Air Force Materiel Command’s KC-Y program has outlined a number of challenges for commercial derivative aircraft (CDA), such as the Boeing [BA] KC-46A Pegasus tanker, as the U.S. Air Force (USAF) contemplates whether to move forward on a KC-Y “bridge tanker” program.

“Primary depot support challenges surround unscheduled maintenance and unplanned parts supportability discovered during schedule letter checks,” the program said on July 13 in a response to questions from an unidentified contractor. “Additionally, parts tracking once they are in supply has been problematic, as well as engineering disposition challenges for repairs outside of task orders. Lastly, excessive and repetitive inspections to meet FAA [Federal Aviation Administration] requirements based on commercial flying program versus USAF flying hour program has been a challenge.”

“Letter checks” are scheduled maintenance with A and B checks falling under light maintenance, while C and D checks fall under heavy maintenance.

The Air Force has been examining whether to go forward on a program to buy 140-160 KC-Ys CDA tankers to fill the gap between the final delivery of the 179th KC-46A in 2029 and the future KC-Z tanker.

The KC-46A fleet and possible future tankers would replace more than 400 Boeing KC-135s and KC-10s in the coming decades.

Lockheed Martin [LMT] has been gearing up for a KC-Y competition and, in January, said that the company plans to build the LMXT refueler, based on the Airbus A330, in Mobile, Ala., and Marietta, Ga. (Defense Daily, Jan. 31).

The baseline for KC-Y may be the KC-X requirements, which resulted in the KC-46A award to Boeing.

Asked by the unspecified contractor for a summary of the KC-X sustainment solution, the KC-Y program replied on July 15 that “KC-X leveraged CDA, has and continues to utilize meet-the-intent (MTI) for FAA repair station certification, is in the process of migrating select parts for organic supply chain management, embraces public-private partnerships with vendors to advance Title 10 core and 50/50 compliance, and invests in software OS [operating system] to gather and analyze fleet logistics and sustainment data.”

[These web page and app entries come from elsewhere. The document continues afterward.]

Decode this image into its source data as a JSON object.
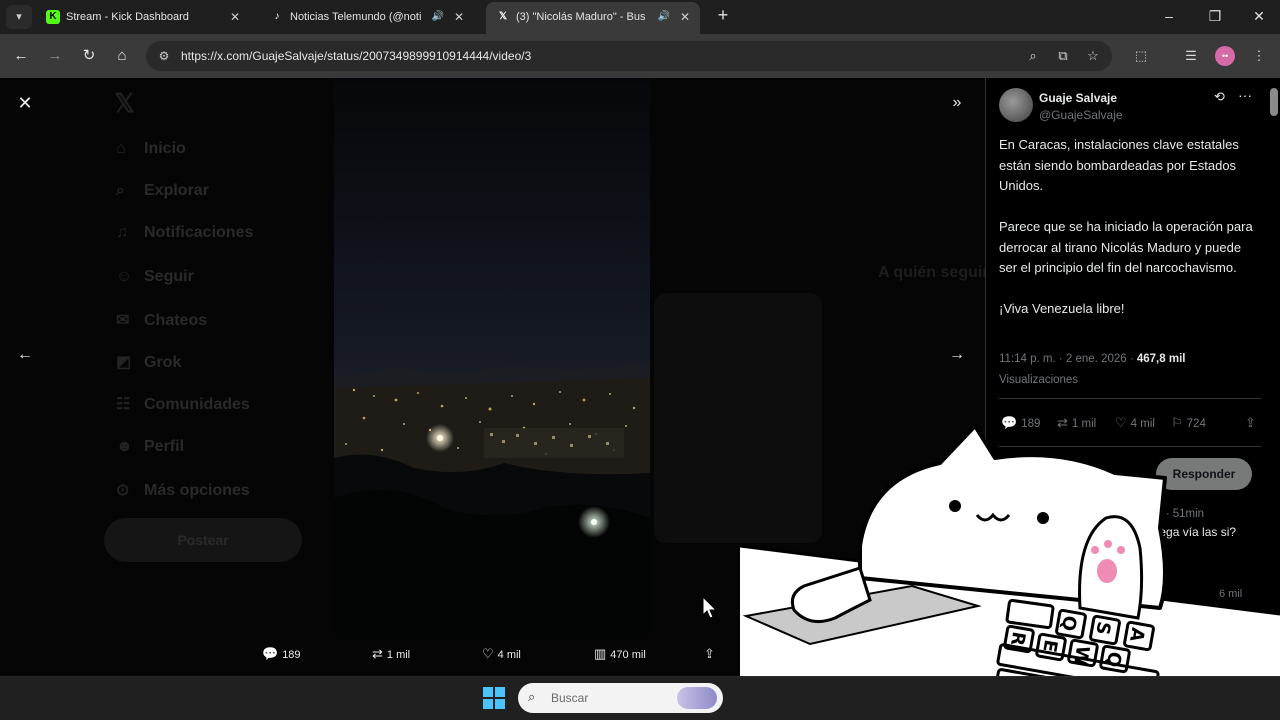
{
  "browser": {
    "tabs": [
      {
        "title": "Stream - Kick Dashboard",
        "favicon": "kick-icon",
        "active": false,
        "audio": false
      },
      {
        "title": "Noticias Telemundo (@noti",
        "favicon": "tiktok-icon",
        "active": false,
        "audio": true
      },
      {
        "title": "(3) \"Nicolás Maduro\" - Bus",
        "favicon": "x-icon",
        "active": true,
        "audio": true
      }
    ],
    "url": "https://x.com/GuajeSalvaje/status/2007349899910914444/video/3"
  },
  "background_page": {
    "nav_items": [
      "Inicio",
      "Explorar",
      "Notificaciones",
      "Seguir",
      "Chateos",
      "Grok",
      "Comunidades",
      "Perfil",
      "Más opciones"
    ],
    "post_button": "Postear",
    "who_to_follow": "A quién seguir"
  },
  "viewer": {
    "stats": {
      "replies": "189",
      "reposts": "1 mil",
      "likes": "4 mil",
      "views": "470 mil"
    }
  },
  "tweet": {
    "author_name": "Guaje Salvaje",
    "author_handle": "@GuajeSalvaje",
    "paragraphs": [
      "En Caracas, instalaciones clave estatales están siendo bombardeadas por Estados Unidos.",
      "Parece que se ha iniciado la operación para derrocar al tirano Nicolás Maduro y puede ser el principio del fin del narcochavismo.",
      "¡Viva Venezuela libre!"
    ],
    "timestamp": "11:14 p. m. · 2 ene. 2026 · ",
    "view_count": "467,8 mil",
    "view_label": "Visualizaciones",
    "actions": {
      "replies": "189",
      "reposts": "1 mil",
      "likes": "4 mil",
      "bookmarks": "724"
    },
    "reply_button": "Responder",
    "reply_preview": {
      "time": "ju... · 51min",
      "text": "e llega vía las si?",
      "views": "6 mil"
    }
  },
  "taskbar": {
    "search_label": "Buscar"
  },
  "colors": {
    "x_text": "#e7e9ea",
    "x_muted": "#71767b",
    "chrome_bg": "#1f1f1f",
    "kick_green": "#53fc18"
  }
}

Sustainment for the KC-46A features field and depot maintenance and letter check intervals under FAA MTI repair certification. While the Air Force provides maintenance with contractor support, supply chain management for some parts is to move from the contractor to the Air Force.

Air Force Secretary Frank Kendall told the Senate Armed Services Committee on May 3 that “as we looked at the requirements, it doesn’t look as necessary or as cost effective as it once did to introduce another aircraft as KC-Y.”

Nevertheless, the KC-Y program office is continuing its work, should the Air Force decide to move forward on KC-Y.

In the July 15 response to contractor questions on digital support for sustainment of the tanker fleet, the KC-Y program office said that the AFMC Mobility and Training Aircraft (MATAC) directorate’s digital architect “is currently instituting a MATAC digital enterprise strategy for its entire aircraft portfolio, which includes both KC-46 and KC-Y.”

“This MATAC digital enterprise strategy is an integrated digital approach encompassing all functional disciplines in order to support lifecycle activities and processes,” per the KC-Y program office. “It includes utilizing all Air Force digital enterprise tools to support the MATAC airlift, tanker and trainer fleets of aircraft and accelerate change. The baseline digital tools are CAMEO (model based systems engineering tool); TEAMCENTER (product lifecycle management tool; CLOUD ONE (cloud platform tool); CONFLUENCE, JIRA, BITBUCKET (agile software tools)
Exceptions to any of these tools require a waiver.”

The House’s version of the fiscal 2023 defense authorization bill would allow the Air Force to buy KC-Y without an open competition but would require the Air Force secretary to explain such a decision (Defense Daily, June 23).